I remember Christian teachers telling me long ago that I must hate a bad man’s actions but not hate the bad man: or, as they would say, hate the sin but not the sinner. …I used to think this a silly, straw-splitting distinction: how could you hate what a man did and not hate the man? But years later it occurred to me that there was one man to whom I had been doing this all my life — namely myself. However much I might dislike my own cowardice or conceit or greed, I went on loving myself. There had never been the slightest difficulty about it. In fact the very reason why I hated the things was that I loved the man. Just because I loved myself, I was sorry to find that I was the sort of man who did those things.

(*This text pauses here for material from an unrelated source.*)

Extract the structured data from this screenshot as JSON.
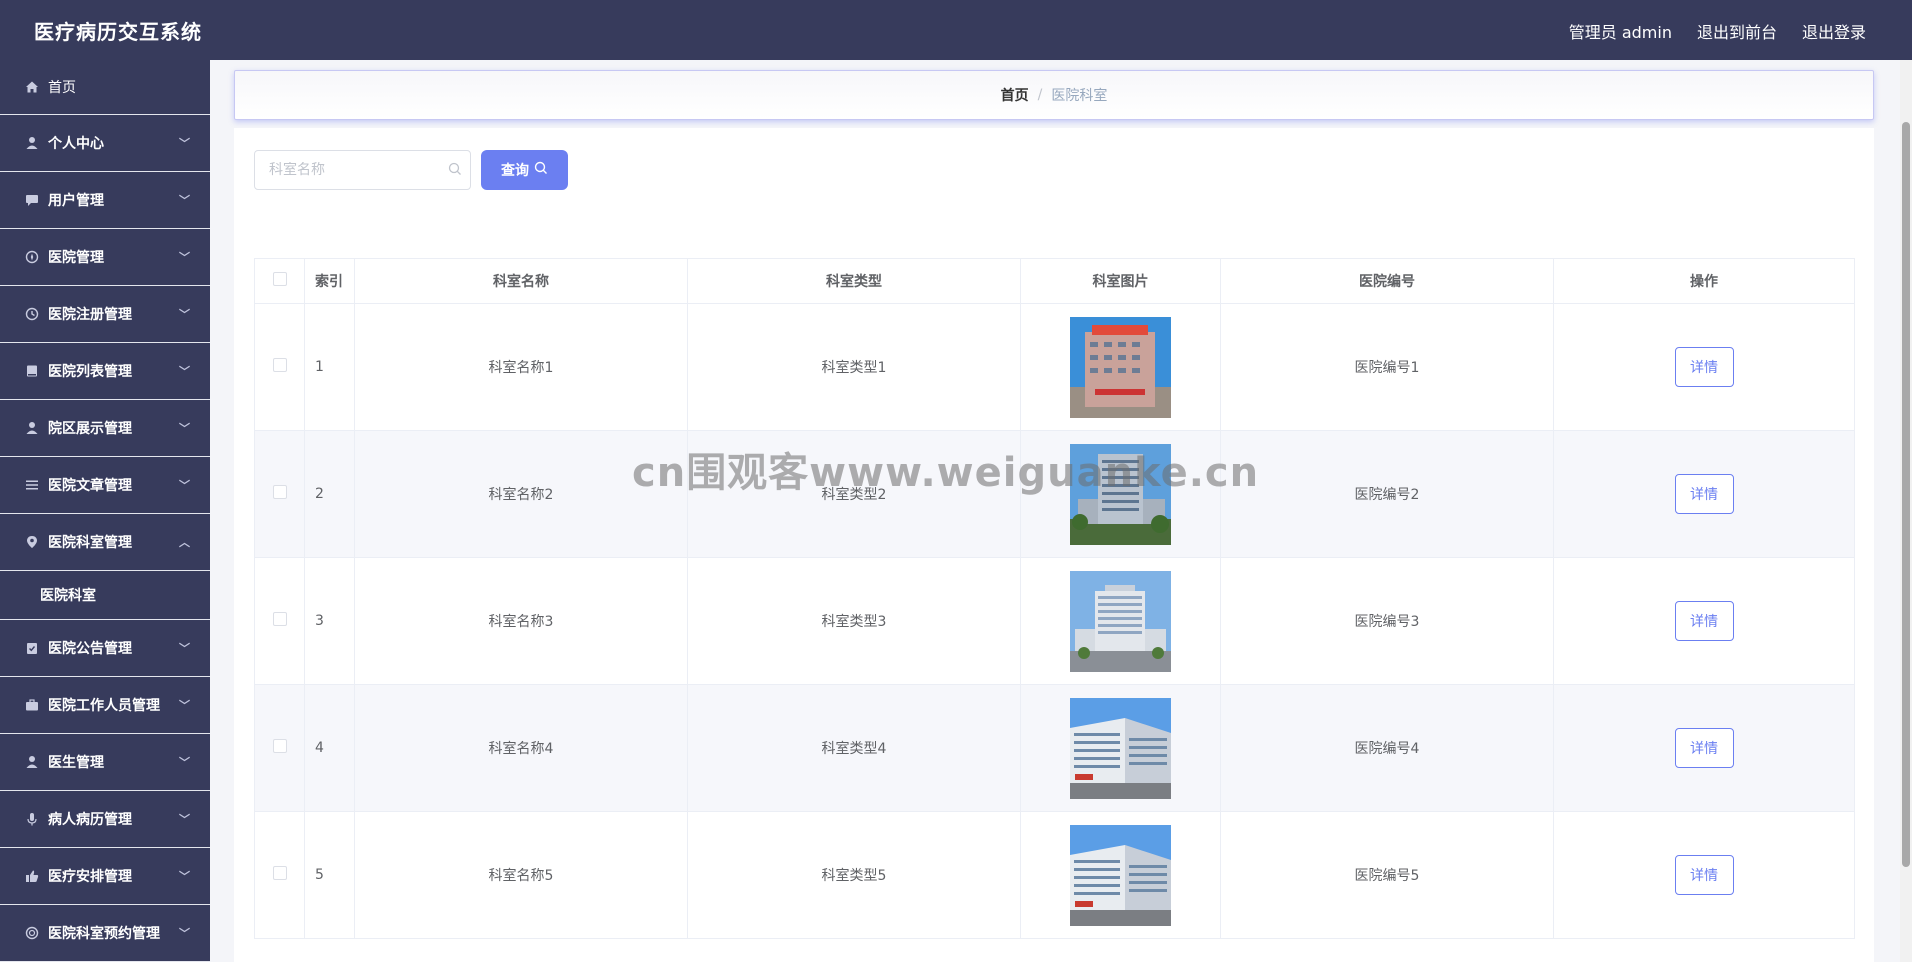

The fear of pleasing people is that when you don’t, you’ll somehow die or jump off the stairs or spontaneously explode. It feels like death. But if you think it through to the logical end, there isn’t some terrible consequence if you don’t make people happy. They shrug and move on. The sky doesn’t fall. Your world keeps going. It’s okay to say no. Those magnified fears are unfounded, and you are free to be the person that others would already be happy with if you weren’t trying so hard to please them.